- [EXERCISE DESCRIPTION] Go through the entries below and retype them exactly, omitting each picture.

- [RECORDS]
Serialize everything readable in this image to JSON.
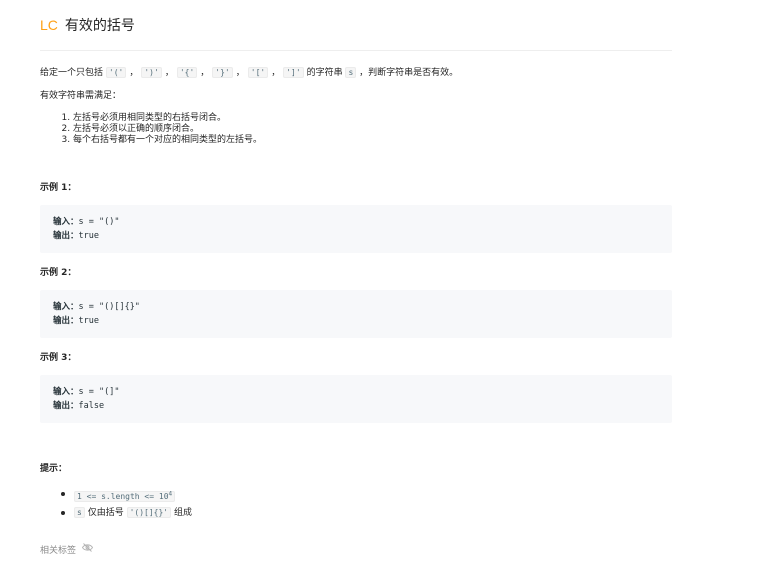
{
  "header": {
    "logo": "LC",
    "title": "有效的括号"
  },
  "description": {
    "intro_prefix": "给定一个只包括",
    "chars": [
      "'('",
      "')'",
      "'{'",
      "'}'",
      "'['",
      "']'"
    ],
    "separator": "，",
    "intro_mid": "的字符串",
    "var_s": "s",
    "intro_suffix": "，判断字符串是否有效。",
    "valid_intro": "有效字符串需满足：",
    "rules": [
      "左括号必须用相同类型的右括号闭合。",
      "左括号必须以正确的顺序闭合。",
      "每个右括号都有一个对应的相同类型的左括号。"
    ]
  },
  "examples": [
    {
      "title": "示例 1：",
      "input_label": "输入：",
      "input": "s = \"()\"",
      "output_label": "输出：",
      "output": "true"
    },
    {
      "title": "示例 2：",
      "input_label": "输入：",
      "input": "s = \"()[]{}\"",
      "output_label": "输出：",
      "output": "true"
    },
    {
      "title": "示例 3：",
      "input_label": "输入：",
      "input": "s = \"(]\"",
      "output_label": "输出：",
      "output": "false"
    }
  ],
  "hints": {
    "title": "提示：",
    "c1_code": "1 <= s.length <= 10",
    "c1_exp": "4",
    "c2_var": "s",
    "c2_mid": "仅由括号",
    "c2_code": "'()[]{}'",
    "c2_suffix": "组成"
  },
  "tags": {
    "label": "相关标签",
    "icon": "eye-slash-icon"
  }
}
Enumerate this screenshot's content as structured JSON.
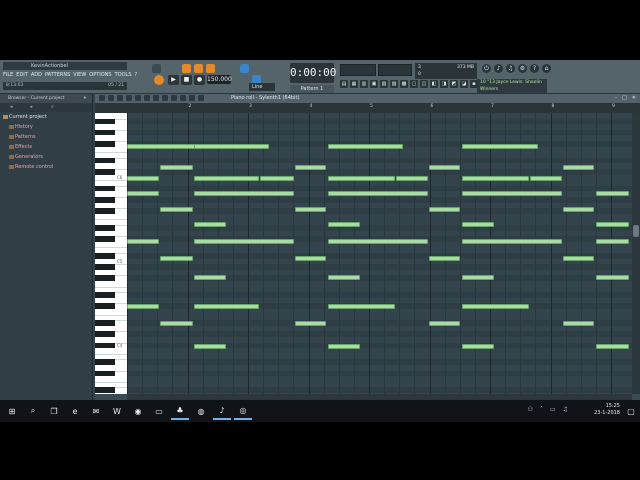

- [PROBLEM SOLUTION]
Serialize everything readable in this image to JSON.
{
  "header": {
    "logo": "LC",
    "title": "有效的括号"
  },
  "description": {
    "intro_prefix": "给定一个只包括",
    "chars": [
      "'('",
      "')'",
      "'{'",
      "'}'",
      "'['",
      "']'"
    ],
    "separator": "，",
    "intro_mid": "的字符串",
    "var_s": "s",
    "intro_suffix": "，判断字符串是否有效。",
    "valid_intro": "有效字符串需满足：",
    "rules": [
      "左括号必须用相同类型的右括号闭合。",
      "左括号必须以正确的顺序闭合。",
      "每个右括号都有一个对应的相同类型的左括号。"
    ]
  },
  "examples": [
    {
      "title": "示例 1：",
      "input_label": "输入：",
      "input": "s = \"()\"",
      "output_label": "输出：",
      "output": "true"
    },
    {
      "title": "示例 2：",
      "input_label": "输入：",
      "input": "s = \"()[]{}\"",
      "output_label": "输出：",
      "output": "true"
    },
    {
      "title": "示例 3：",
      "input_label": "输入：",
      "input": "s = \"(]\"",
      "output_label": "输出：",
      "output": "false"
    }
  ],
  "hints": {
    "title": "提示：",
    "c1_code": "1 <= s.length <= 10",
    "c1_exp": "4",
    "c2_var": "s",
    "c2_mid": "仅由括号",
    "c2_code": "'()[]{}'",
    "c2_suffix": "组成"
  },
  "tags": {
    "label": "相关标签",
    "icon": "eye-slash-icon"
  }
}
Enumerate this screenshot's content as structured JSON.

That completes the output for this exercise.